To do
All lines in the records below with the word "NOPB" must be returned.

Given records
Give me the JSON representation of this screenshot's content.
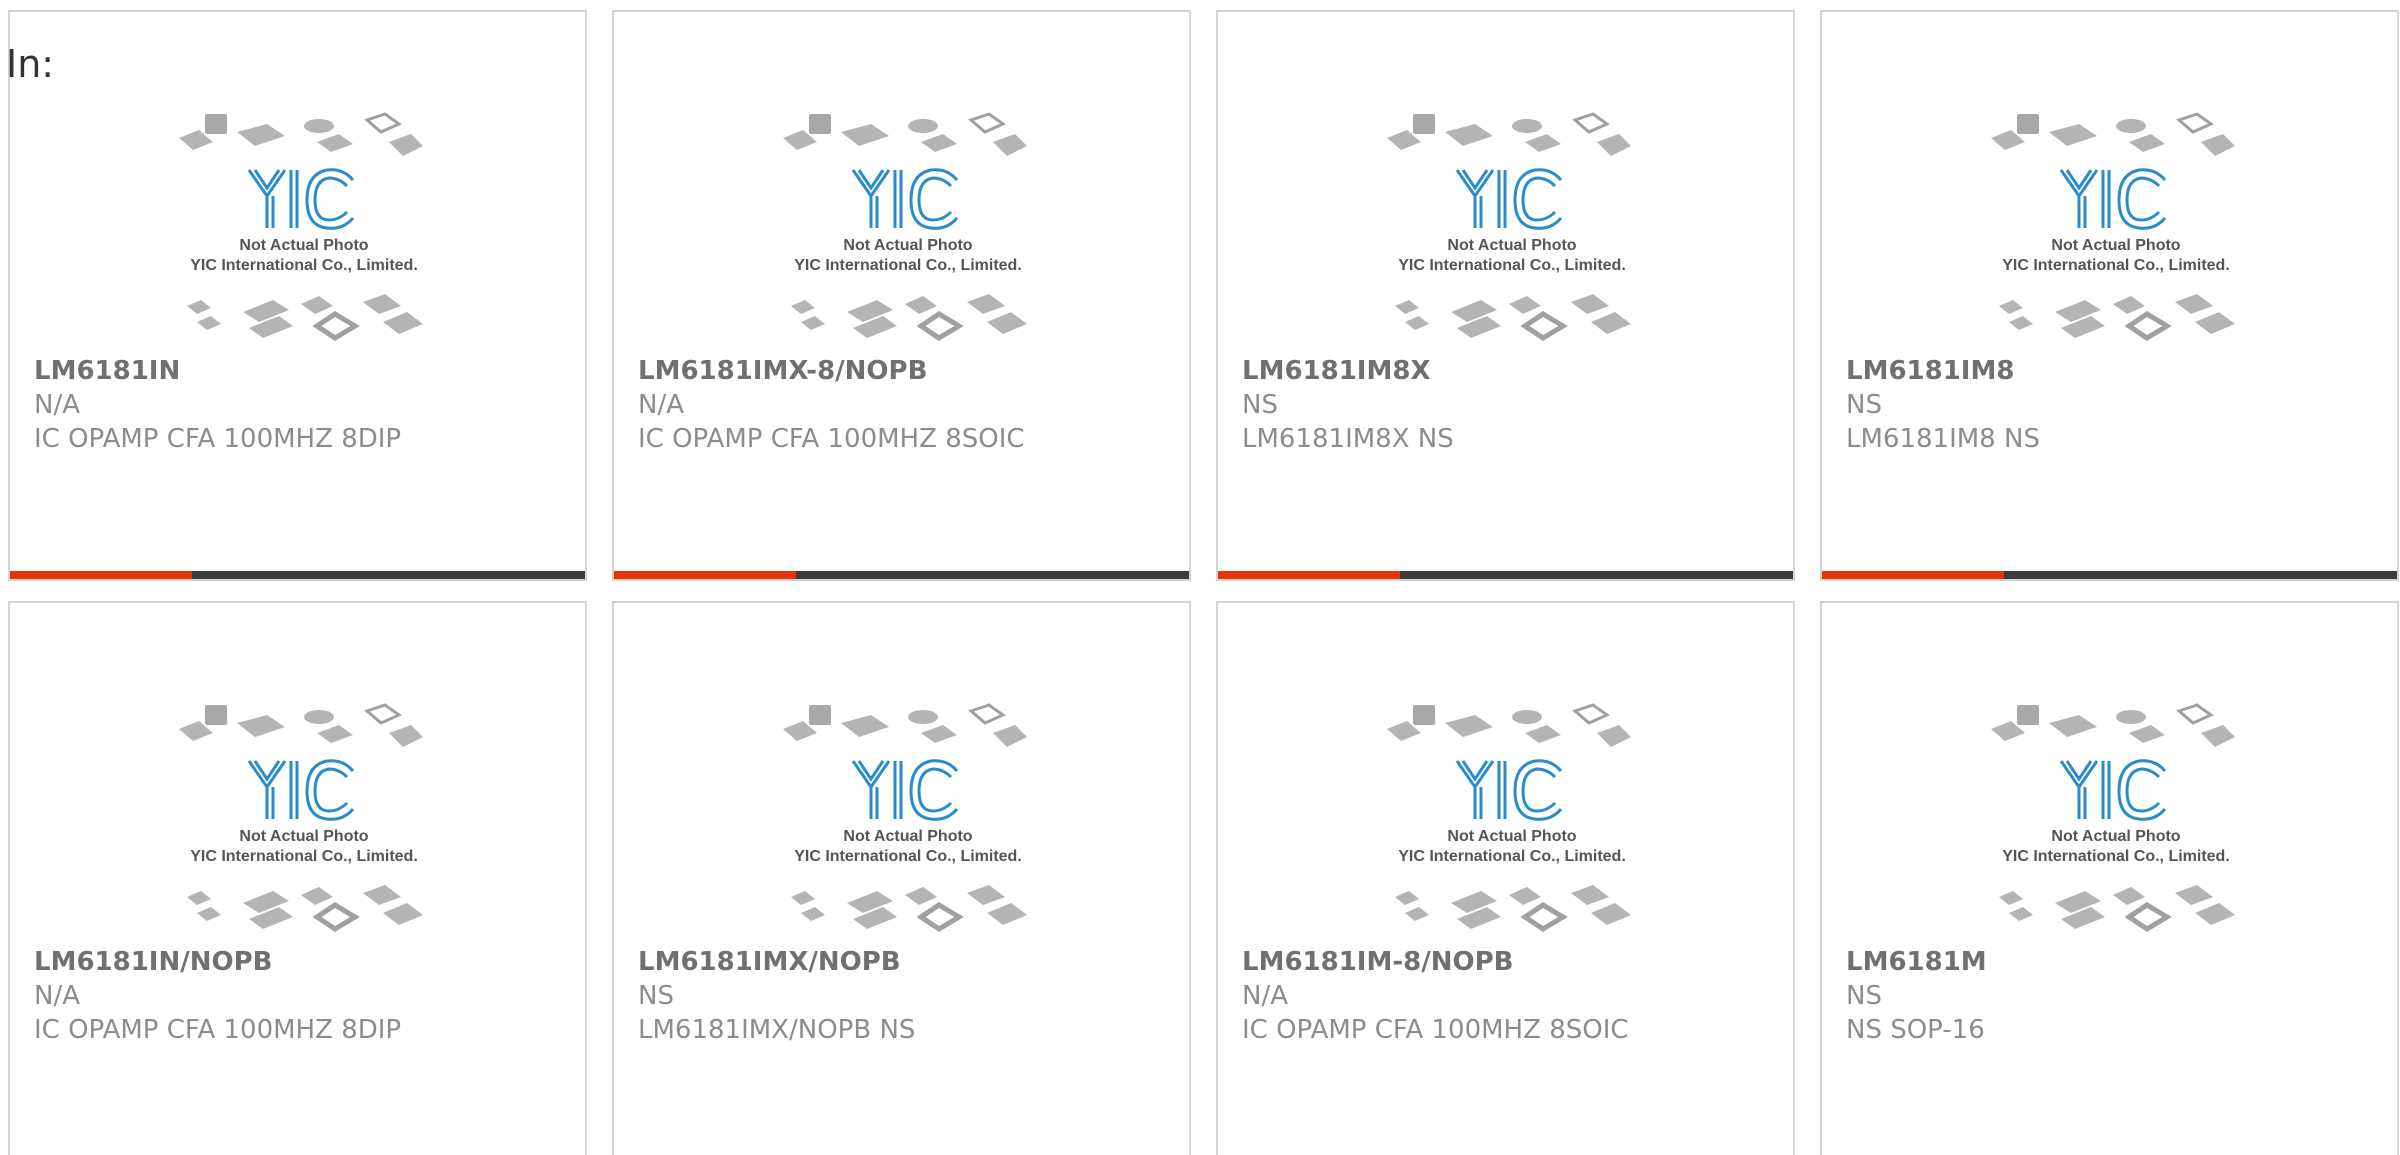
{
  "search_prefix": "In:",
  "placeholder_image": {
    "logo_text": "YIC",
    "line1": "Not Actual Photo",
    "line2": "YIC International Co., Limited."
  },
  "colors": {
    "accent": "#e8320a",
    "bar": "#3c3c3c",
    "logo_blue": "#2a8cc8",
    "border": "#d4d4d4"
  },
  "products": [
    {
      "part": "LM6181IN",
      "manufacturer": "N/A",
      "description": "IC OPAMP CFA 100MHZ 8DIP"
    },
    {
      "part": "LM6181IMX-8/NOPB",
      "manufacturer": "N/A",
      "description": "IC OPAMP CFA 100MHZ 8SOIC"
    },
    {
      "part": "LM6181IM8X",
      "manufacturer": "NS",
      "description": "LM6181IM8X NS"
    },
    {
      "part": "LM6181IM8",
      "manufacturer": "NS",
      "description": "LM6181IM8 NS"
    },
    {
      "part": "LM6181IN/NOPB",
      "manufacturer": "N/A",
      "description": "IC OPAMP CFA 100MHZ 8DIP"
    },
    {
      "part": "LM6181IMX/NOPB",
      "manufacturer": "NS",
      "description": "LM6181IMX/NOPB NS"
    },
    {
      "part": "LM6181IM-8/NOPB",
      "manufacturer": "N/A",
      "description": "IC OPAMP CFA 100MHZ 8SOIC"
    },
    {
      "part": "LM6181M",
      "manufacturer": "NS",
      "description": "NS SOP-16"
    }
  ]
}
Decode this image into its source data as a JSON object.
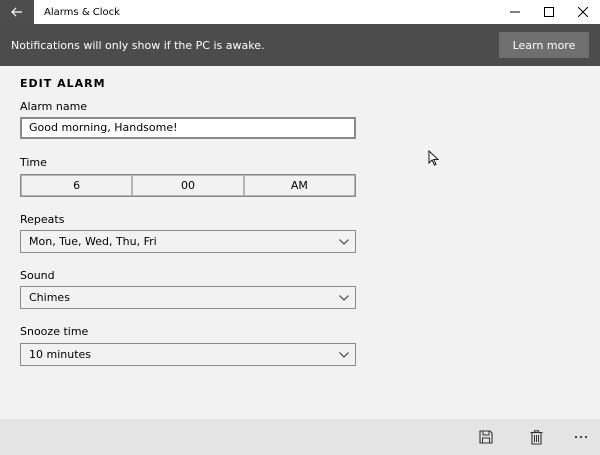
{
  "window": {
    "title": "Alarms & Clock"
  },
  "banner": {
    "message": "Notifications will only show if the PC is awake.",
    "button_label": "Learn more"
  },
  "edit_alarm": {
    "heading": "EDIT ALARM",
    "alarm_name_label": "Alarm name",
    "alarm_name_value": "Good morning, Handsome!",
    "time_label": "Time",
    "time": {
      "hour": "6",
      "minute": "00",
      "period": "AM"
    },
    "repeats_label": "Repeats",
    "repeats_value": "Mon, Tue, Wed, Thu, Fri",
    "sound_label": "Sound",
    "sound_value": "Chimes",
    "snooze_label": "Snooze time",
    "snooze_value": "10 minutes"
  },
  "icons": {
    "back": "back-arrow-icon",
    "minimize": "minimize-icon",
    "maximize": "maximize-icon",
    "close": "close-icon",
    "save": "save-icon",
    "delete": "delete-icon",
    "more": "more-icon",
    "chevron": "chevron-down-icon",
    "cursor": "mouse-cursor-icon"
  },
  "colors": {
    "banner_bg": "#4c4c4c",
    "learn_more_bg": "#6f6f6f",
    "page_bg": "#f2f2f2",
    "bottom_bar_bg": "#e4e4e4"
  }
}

Response
      "part": "LM6181IMX-8/NOPB",
      "part": "LM6181IN/NOPB",
      "part": "LM6181IMX/NOPB",
      "description": "LM6181IMX/NOPB NS"
      "part": "LM6181IM-8/NOPB",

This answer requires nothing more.